(What you should do):
Give the number of lines in the data below that contain "Impaired", with no other words.

Stored data:
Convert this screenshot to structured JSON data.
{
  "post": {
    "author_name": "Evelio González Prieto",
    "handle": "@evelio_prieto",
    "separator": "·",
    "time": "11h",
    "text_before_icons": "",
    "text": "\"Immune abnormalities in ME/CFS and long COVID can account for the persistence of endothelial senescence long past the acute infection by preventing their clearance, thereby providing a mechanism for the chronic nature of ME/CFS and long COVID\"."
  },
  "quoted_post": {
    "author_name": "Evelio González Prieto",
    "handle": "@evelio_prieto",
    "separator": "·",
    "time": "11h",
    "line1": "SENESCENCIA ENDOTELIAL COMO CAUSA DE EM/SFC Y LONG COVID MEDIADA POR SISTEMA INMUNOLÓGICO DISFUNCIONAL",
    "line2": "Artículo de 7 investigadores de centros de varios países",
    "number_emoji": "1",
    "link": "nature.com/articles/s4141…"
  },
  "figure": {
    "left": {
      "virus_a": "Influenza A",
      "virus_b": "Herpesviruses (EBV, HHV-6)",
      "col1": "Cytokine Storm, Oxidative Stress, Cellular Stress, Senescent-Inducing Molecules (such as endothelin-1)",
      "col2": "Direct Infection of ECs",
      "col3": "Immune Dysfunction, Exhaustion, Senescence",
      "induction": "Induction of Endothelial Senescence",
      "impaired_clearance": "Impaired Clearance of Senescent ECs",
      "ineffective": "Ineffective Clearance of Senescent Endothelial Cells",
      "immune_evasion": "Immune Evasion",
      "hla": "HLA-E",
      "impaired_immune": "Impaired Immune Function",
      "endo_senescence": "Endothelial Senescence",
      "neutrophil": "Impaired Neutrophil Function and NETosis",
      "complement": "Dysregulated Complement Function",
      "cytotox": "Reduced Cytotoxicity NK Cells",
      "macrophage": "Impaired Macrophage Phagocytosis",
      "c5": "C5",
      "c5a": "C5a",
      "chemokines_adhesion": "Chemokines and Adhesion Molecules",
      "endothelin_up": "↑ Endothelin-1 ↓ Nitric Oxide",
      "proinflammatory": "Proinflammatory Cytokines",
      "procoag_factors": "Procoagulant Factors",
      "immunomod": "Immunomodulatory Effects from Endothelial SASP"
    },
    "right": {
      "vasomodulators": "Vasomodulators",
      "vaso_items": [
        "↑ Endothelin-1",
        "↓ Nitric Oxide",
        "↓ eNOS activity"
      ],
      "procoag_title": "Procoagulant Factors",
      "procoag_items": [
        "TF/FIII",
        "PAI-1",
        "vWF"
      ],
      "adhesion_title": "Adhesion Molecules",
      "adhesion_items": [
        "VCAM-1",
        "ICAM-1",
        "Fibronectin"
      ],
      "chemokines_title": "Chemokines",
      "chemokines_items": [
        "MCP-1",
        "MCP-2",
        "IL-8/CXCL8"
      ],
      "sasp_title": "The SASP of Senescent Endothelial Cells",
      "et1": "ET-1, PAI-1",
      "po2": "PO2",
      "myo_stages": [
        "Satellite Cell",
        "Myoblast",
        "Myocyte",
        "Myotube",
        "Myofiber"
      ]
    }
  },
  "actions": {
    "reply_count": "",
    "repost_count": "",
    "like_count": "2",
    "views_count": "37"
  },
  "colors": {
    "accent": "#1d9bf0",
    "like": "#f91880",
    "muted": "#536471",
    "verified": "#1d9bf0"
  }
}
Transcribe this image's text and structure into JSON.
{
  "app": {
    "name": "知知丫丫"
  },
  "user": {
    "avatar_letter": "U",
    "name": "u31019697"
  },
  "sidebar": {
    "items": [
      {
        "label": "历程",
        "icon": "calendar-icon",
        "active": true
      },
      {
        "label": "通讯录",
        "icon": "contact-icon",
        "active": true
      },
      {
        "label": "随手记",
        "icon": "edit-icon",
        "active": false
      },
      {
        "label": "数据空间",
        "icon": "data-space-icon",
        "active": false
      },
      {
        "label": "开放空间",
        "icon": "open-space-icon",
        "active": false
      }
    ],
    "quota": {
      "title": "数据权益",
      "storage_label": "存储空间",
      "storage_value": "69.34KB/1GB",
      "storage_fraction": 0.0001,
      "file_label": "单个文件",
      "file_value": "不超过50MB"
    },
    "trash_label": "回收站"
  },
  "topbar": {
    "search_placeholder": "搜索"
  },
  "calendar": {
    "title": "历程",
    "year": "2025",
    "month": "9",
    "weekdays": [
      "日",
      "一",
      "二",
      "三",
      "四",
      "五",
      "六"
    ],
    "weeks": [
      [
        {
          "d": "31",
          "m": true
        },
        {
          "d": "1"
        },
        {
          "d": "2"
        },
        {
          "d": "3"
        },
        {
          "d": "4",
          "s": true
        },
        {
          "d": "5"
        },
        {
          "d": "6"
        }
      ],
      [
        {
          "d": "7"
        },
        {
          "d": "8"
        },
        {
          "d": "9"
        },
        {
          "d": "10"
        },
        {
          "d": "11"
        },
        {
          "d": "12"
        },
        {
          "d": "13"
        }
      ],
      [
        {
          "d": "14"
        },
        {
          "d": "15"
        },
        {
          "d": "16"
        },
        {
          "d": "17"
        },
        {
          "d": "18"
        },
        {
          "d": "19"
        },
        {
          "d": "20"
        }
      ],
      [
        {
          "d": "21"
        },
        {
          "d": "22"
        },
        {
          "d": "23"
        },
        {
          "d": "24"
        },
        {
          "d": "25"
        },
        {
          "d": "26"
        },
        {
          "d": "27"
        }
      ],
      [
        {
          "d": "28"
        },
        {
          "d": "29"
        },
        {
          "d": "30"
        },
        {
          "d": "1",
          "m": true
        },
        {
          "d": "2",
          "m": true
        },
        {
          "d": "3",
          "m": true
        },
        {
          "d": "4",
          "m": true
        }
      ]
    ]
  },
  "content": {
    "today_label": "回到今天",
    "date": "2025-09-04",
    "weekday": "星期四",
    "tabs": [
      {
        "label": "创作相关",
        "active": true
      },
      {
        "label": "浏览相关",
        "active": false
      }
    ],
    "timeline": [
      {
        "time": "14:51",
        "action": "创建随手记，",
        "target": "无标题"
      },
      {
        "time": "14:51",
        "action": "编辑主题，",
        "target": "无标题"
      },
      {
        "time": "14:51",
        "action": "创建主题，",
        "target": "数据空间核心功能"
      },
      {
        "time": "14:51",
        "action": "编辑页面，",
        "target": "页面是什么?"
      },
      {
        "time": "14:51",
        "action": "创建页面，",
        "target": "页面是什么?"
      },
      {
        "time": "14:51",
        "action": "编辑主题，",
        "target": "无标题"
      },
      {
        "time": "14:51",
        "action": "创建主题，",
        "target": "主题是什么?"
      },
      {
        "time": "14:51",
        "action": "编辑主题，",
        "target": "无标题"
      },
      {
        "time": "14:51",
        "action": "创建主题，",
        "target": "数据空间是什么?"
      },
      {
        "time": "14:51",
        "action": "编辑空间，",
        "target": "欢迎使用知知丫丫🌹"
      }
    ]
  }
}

(Reply to the exercise):
4